The Yamas, Niyamas and my teacher…

We are winding down the series on the Yamas and Niyamas. May  the pearls of wisdom received along the way remain with you; may we reflect together on the poignant take aways. Throughout these weeks of revisiting this part of the 8 Limbed Path, it has become obvious that everyone can teach us something. Swami Kripalu taught that we need only focus on one of these (yamas, niyamas) to create lasting change and to deepen our practice. One surprising teacher for me through this series has been our puppy Tucker.  As they say, everyone is your teacher.  He has humbled me, challenged me, delighted me, and helped me to return to practice ……

A favorite book, chewed by my teacher

Ahimsa or non-violence: When he chewed the binding of one of my favorite books (following the destruction of 2 or 3 house plants), he reminded me of non-violence.
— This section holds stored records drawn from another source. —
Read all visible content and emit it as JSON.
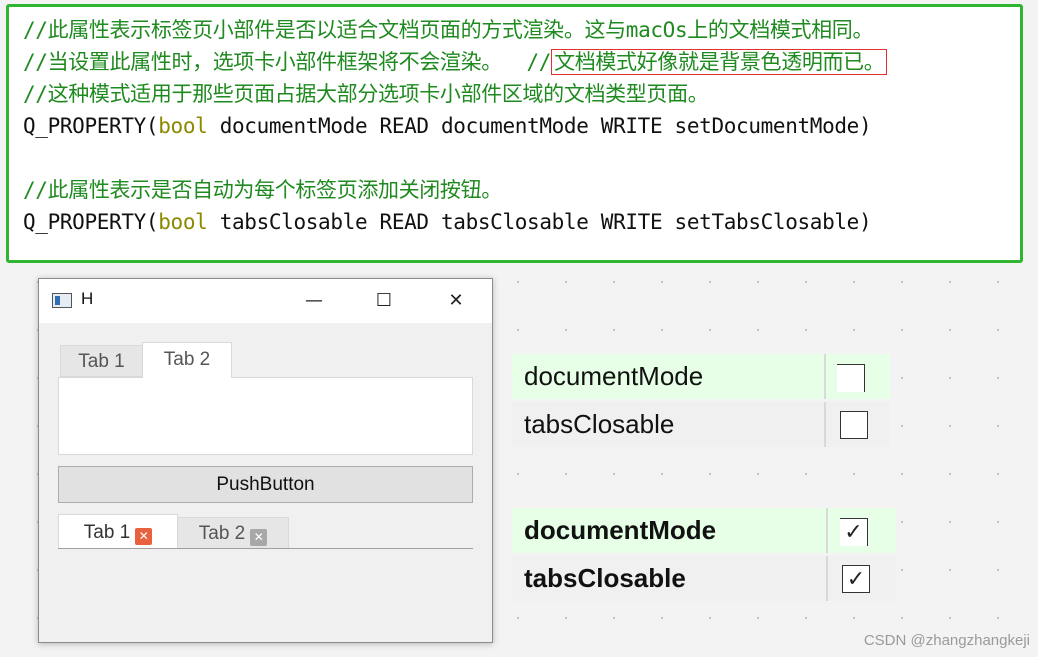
{
  "code": {
    "line1": "//此属性表示标签页小部件是否以适合文档页面的方式渲染。这与macOs上的文档模式相同。",
    "line2_comment": "//当设置此属性时，选项卡小部件框架将不会渲染。  //",
    "line2_highlight": "文档模式好像就是背景色透明而已。",
    "line3": "//这种模式适用于那些页面占据大部分选项卡小部件区域的文档类型页面。",
    "line4_prefix": "Q_PROPERTY(",
    "line4_type": "bool",
    "line4_rest": " documentMode READ documentMode WRITE setDocumentMode)",
    "line5": "//此属性表示是否自动为每个标签页添加关闭按钮。",
    "line6_prefix": "Q_PROPERTY(",
    "line6_type": "bool",
    "line6_rest": " tabsClosable READ tabsClosable WRITE setTabsClosable)"
  },
  "window": {
    "title": "H",
    "minimize": "—",
    "maximize": "☐",
    "close": "✕",
    "top_tabs": [
      "Tab 1",
      "Tab 2"
    ],
    "push_button": "PushButton",
    "bottom_tabs": [
      "Tab 1",
      "Tab 2"
    ],
    "close_glyph": "✕"
  },
  "props_unchecked": {
    "rows": [
      {
        "name": "documentMode",
        "checked": false
      },
      {
        "name": "tabsClosable",
        "checked": false
      }
    ]
  },
  "props_checked": {
    "rows": [
      {
        "name": "documentMode",
        "checked": true
      },
      {
        "name": "tabsClosable",
        "checked": true
      }
    ],
    "check_glyph": "✓"
  },
  "colors": {
    "code_border": "#2fb52f",
    "comment": "#1f8a1f",
    "keyword": "#8a8a00",
    "highlight_box": "#e53030",
    "close_active": "#e8623f",
    "close_inactive": "#a8a8a8",
    "row_green": "#e6ffe6"
  },
  "watermark": "CSDN @zhangzhangkeji"
}
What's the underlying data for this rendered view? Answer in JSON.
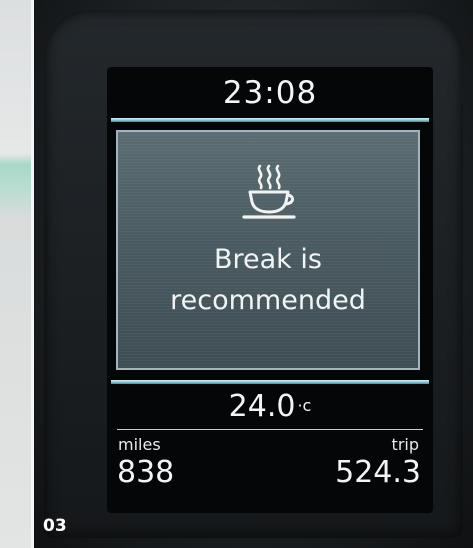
{
  "display": {
    "time": "23:08",
    "alert": {
      "icon": "coffee-cup-icon",
      "line1": "Break is",
      "line2": "recommended"
    },
    "temperature": {
      "value": "24.0",
      "unit": "·c"
    },
    "odometer": {
      "label": "miles",
      "value": "838"
    },
    "trip": {
      "label": "trip",
      "value": "524.3"
    }
  },
  "figure_number": "03",
  "colors": {
    "accent_divider": "#7fc3d3",
    "panel_background": "#4a5b61",
    "text": "#f3f4f4"
  }
}
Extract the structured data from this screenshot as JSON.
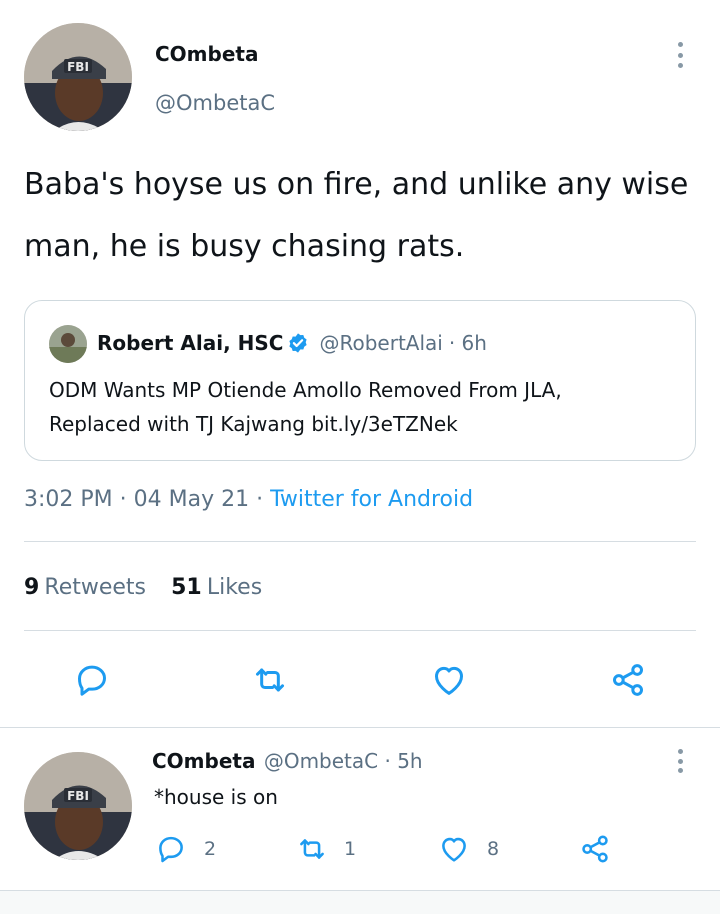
{
  "tweet": {
    "display_name": "COmbeta",
    "handle": "@OmbetaC",
    "text_line1": "Baba's hoyse us on fire, and unlike any wise",
    "text_line2": "man, he is busy chasing rats.",
    "quote": {
      "display_name": "Robert Alai, HSC",
      "handle": "@RobertAlai",
      "time": "· 6h",
      "text_line1": "ODM Wants MP Otiende Amollo Removed From JLA,",
      "text_line2": "Replaced with TJ Kajwang bit.ly/3eTZNek"
    },
    "timestamp": "3:02 PM · 04 May 21 · ",
    "source": "Twitter for Android",
    "retweets_count": "9",
    "retweets_label": "Retweets",
    "likes_count": "51",
    "likes_label": "Likes"
  },
  "reply": {
    "display_name": "COmbeta",
    "handle": "@OmbetaC",
    "time": "· 5h",
    "text": "*house is on",
    "reply_count": "2",
    "retweet_count": "1",
    "like_count": "8"
  },
  "icons": {
    "more": "more-vertical-icon",
    "verified": "verified-badge-icon",
    "reply": "reply-icon",
    "retweet": "retweet-icon",
    "like": "heart-icon",
    "share": "share-icon"
  },
  "colors": {
    "accent": "#1d9bf0",
    "muted": "#5b7083",
    "icon": "#1d9bf0"
  }
}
I wanted to give him away in that moment. 

Satya or truthfulness:  He is who he is. Tucker is the master of truthfulness. No matter what he has gotten into, it is literally all over his face. Ahhh the fun of having a white(ish) dog when you live out in the woods. No commentary or excuses, he is who he is. I can certainly use his help with this.

Asteya or non stealing: He may borrow things and bury them, but he is always good at giving it back. Namely, branches, tennis balls, and socks. He is transparent in how he uses his energy… there is no need to guess.

Brahmacarya or moderation: Since all things are meant to be eaten, chewed and enjoyed, Tucker automatically stops when he is satiated; no emotional need to over eat or drink.  He sleeps when tired and runs when he’s energetic. No guilt, no back story required. Hmmm.

Aparigraha or non-hoarding: Tucker has been my mirror for this Yama. He hoards squeaky toys and sticks; I hoard boxes of teas and books (among other things).

Saucha or purity: As a puppy, he can’t help but be pure and innocent. Watching him follow crickets or frogs with his undivided attention had a purifying affect on me too.

Content with the ordinary…

Santosha or contentment: Tucker is the perfect role model for santosha. He finds contentment no matter where he is… in the rain, on the porch, in the car, or out on a walk. 

Tapas or self-discipline, zeal: Puppies are naturally ‘in the moment’ with enthusiasm.   Whether it’s gnawing on his chew toy or chasing chipmunks in the woods, he goes with all his effort.

Swadhyaya or self-study: Not really sure with this one for Tucker since I can’t really get into his head. For me, being the observer of my own actions (and his) and delving in to sacred texts for guidance is always fruitful. I suspect a more conscious me, makes a happier dog.

Ishvara-pranidhana or devotion to a higher power: Again, I can’t rely too much on the puppy here. However, my own surrender to God and to the Universe has always informed my teaching. My intention to invite something more sacred than my own anxious thoughts is the real yoga for me.

May you find the teachers in your life and continue to dance with the Eight-Limbed Path of yoga. Namaste!

One Reply to “The Yamas, Niyamas and my teacher…”

Leave a Reply

Your email address will not be published. Required fields are marked *